The recent attack involved an estimated 35 Hindu radicals and happened while he was returning from the home of a convert he’d been ministering to, according to VOM contacts in India.
“He was beaten with thick sticks, kicked on his jaw and face and dragged on the road,” according to statements obtained by VOM from witnesses. “He was screaming because of the pain and praying out loud, asking God to forgive the attackers.
“He was bleeding profusely from his jaw and ear, and was unable to see. In spite of his painful cries, the attackers continued striking him until the police arrived and stopped the beating,” the sources reported.
He remains alive only because of that reluctant intervention, because VOM sources reported that after the attack it was discovered the extremists planned to murder him, then make a false report claiming he had died in an automobile accident.
The pastor, who had come to Christ in 1999 from a background of Hindu extremism, has brought a number of people in his region to Christ since that time, VOM sources reported. At the same time, he was being threatened with “dire consequences” for being a Christian, the news from VOM confirmed. Continue.
A useful way to understand religions is to place them side by side.
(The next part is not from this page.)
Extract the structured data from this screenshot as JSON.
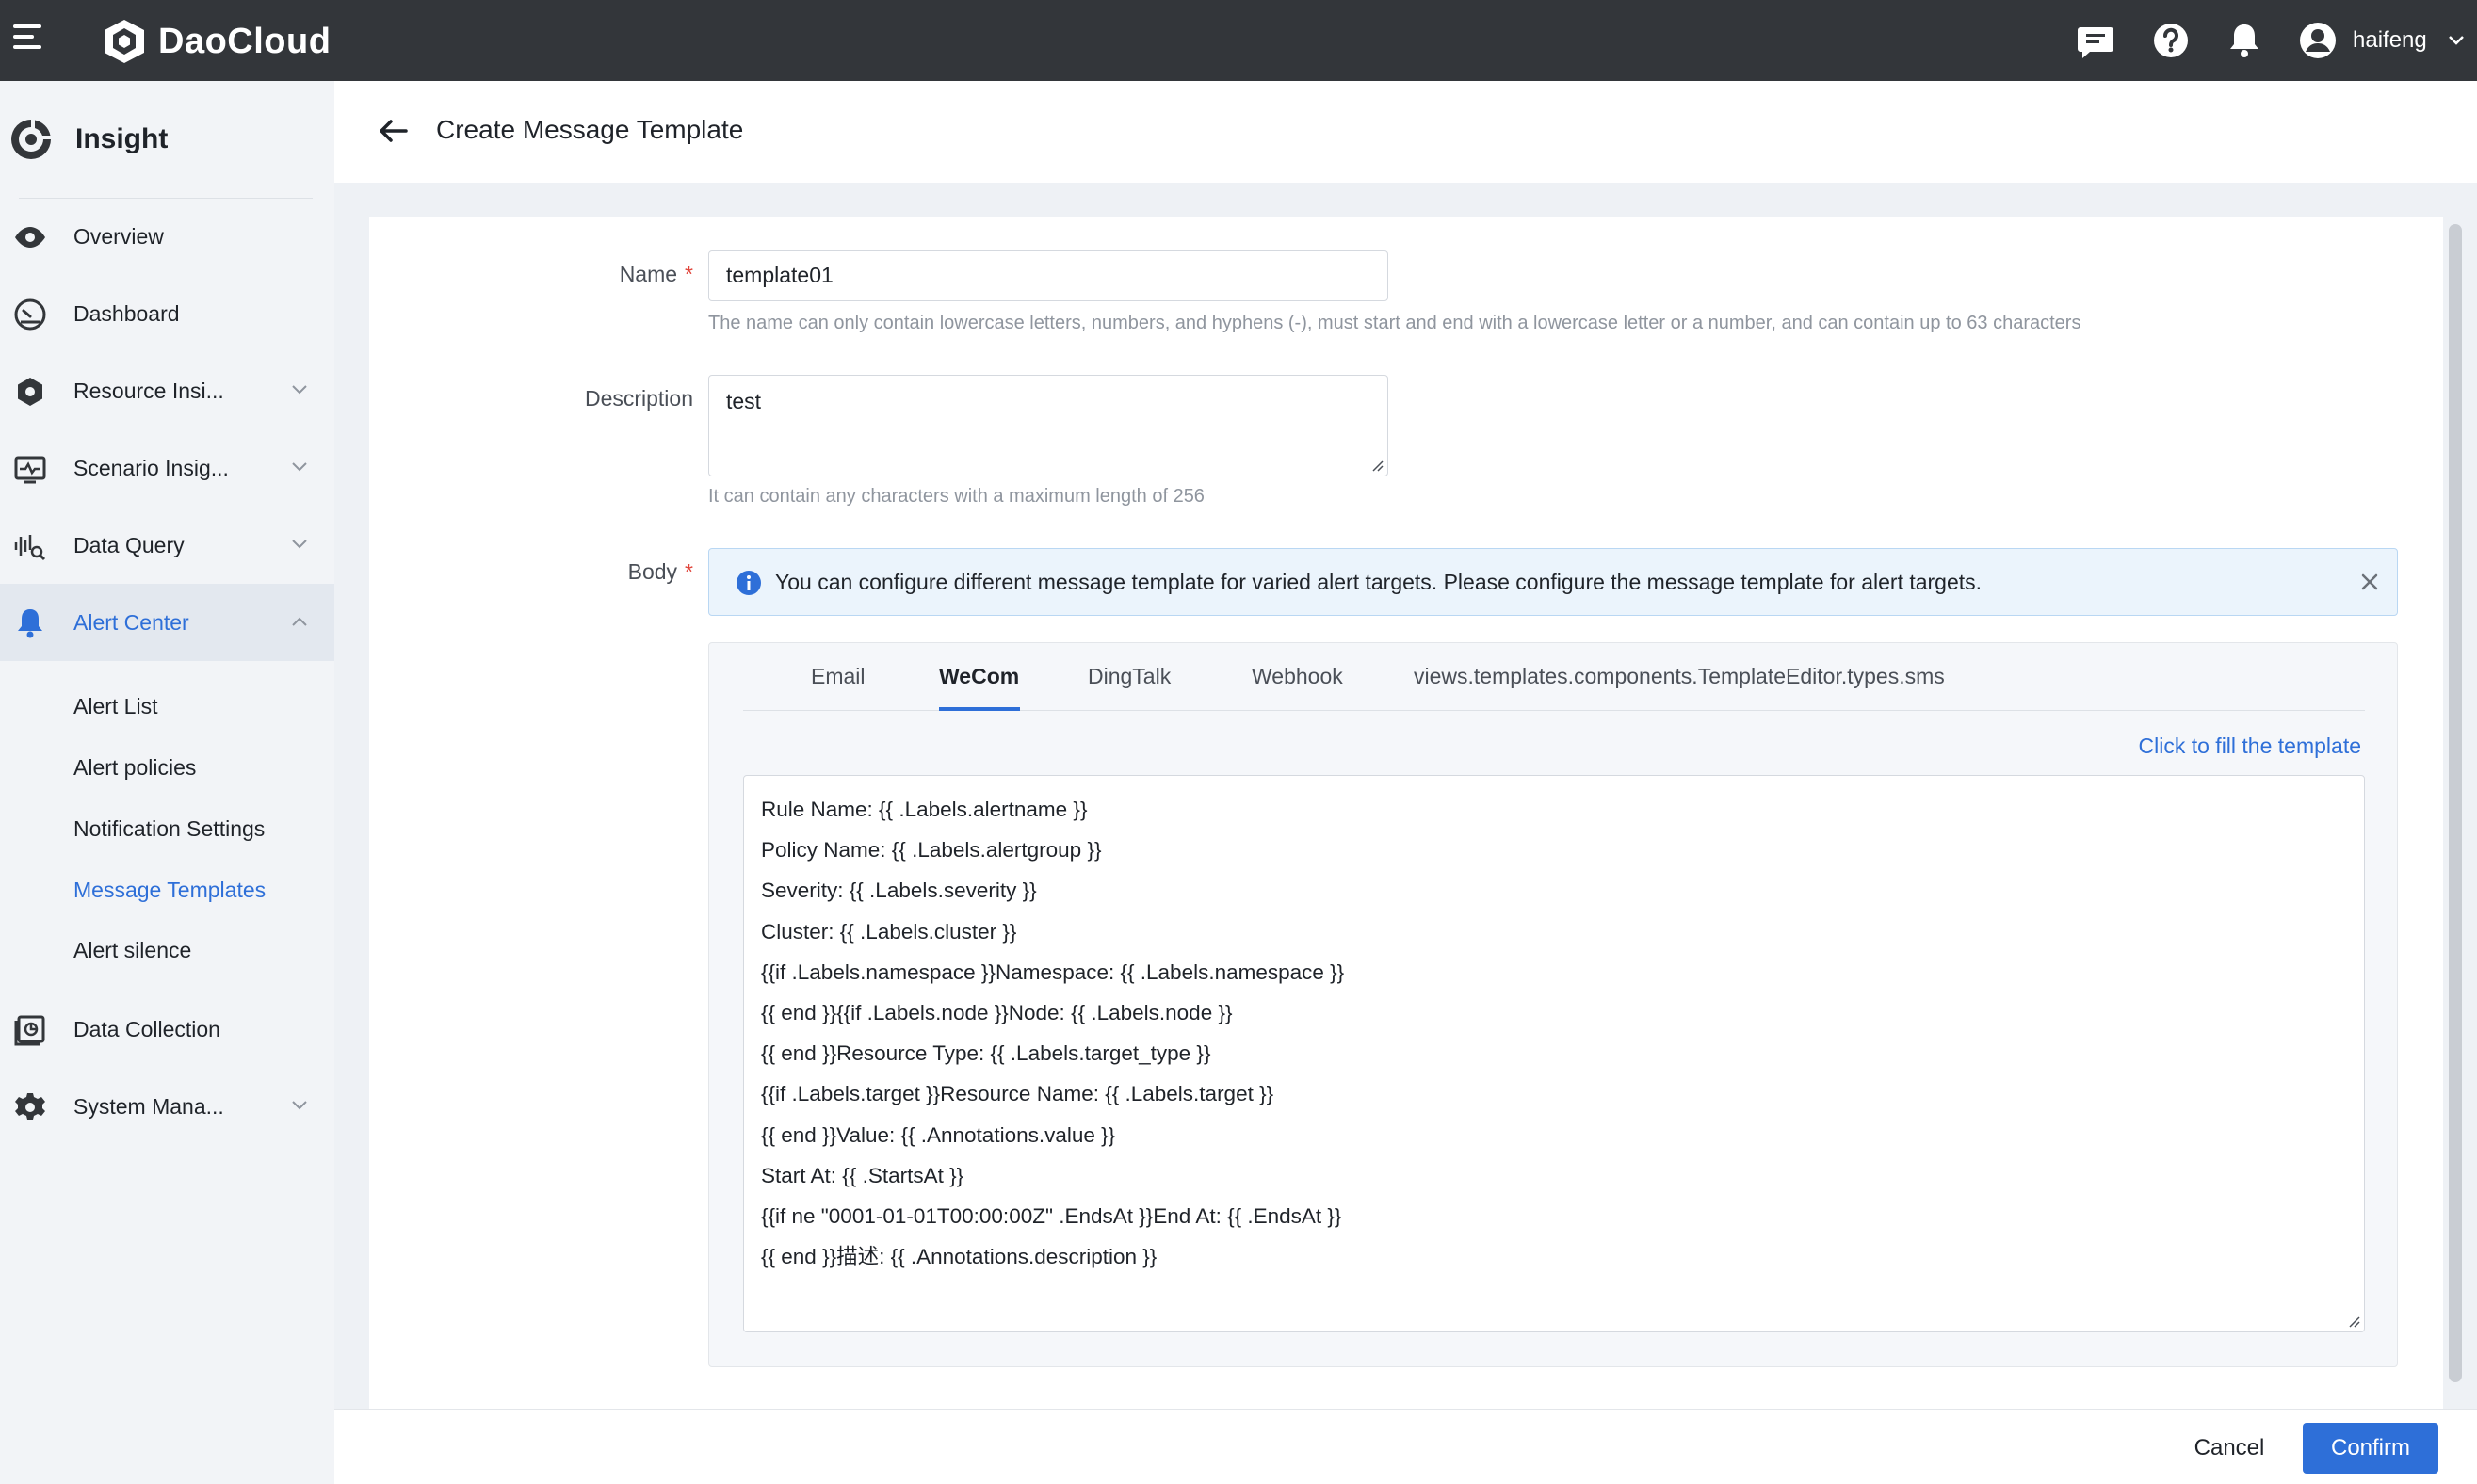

With Hinduism on the left and Christianity on the right, we explore their scriptures (Vedas and Bible), founders (Siva and Jesus), places and ways of worship (temple and church) and paths to salvation (yoga and faith)
Eastern and Western Views
In the following analysis, using one of several common religious categorizations, we compare the Eastern religions with the Western ones on many points of belief. The Eastern religions are Hinduism, Jainism, Buddhism and Sikhism. The Western religions are Judaism, Zoroastrianism, Christianity and Islam. We can see immediately that there is a vast difference between Eastern and Western religions, with the Eastern goals being unitive and introspective and the Western goals being dualistic, extroverted. The Eastern mind tends to see God everywhere, in all things, and to see everything as sacred. The Western mind considers it heresy to believe that God pervades all things, and makes a strong difference between what is sacred and what is profane. In general we notice the Eastern holding to karma, reincarnation and liberation, the Western postulating a single life for the soul, followed by reward or punishment. Keep in mind that this is not a comprehensive comparison, as it does not take into account the East Asia religions — Taoism, Confucianism and Shinto. To discover your own belief patterns, take a pencil and put a check mark next to the view — Eastern or Western — which is closest to your own belief on each of the subjects. We might note here that the Eastern religions described here all originated in India, and that Jainism, Buddhism and Sikhism were offshoots of Hinduism. Among the Western faiths, Judaism, Christianity and Islam all share a common root in Abraham, and in recent times the term Abrahamic has been coined to denote these three world religions. Naturally there are important exceptions to the views expressed (for example, Buddhism does not believe in a Personal God). Nevertheless these broad generalities are useful, as they give a scholarly window into the East and the West.
Hinduism and Christianity
Our HINDUISM TODAY editors were contacted in 1993 by Christianity Today magazine to be interviewed for a major story called “Hindus in America.” Thus began a series of dialogs that added to their article crucial and often corrective insights to dispel common myths and misinformation about the world’s oldest religion. Perhaps most significantly, they agreed to publish our own nine fundamental Hindu beliefs. The editors of Christianity Today composed nine parallel Christian convictions, written in a series of intense sessions by the best theologians they could assemble. The resulting point-counterpoint — whose brevity is both its strength and its weakness — summarizes the cosmic perspective of two of the world’s largest faiths.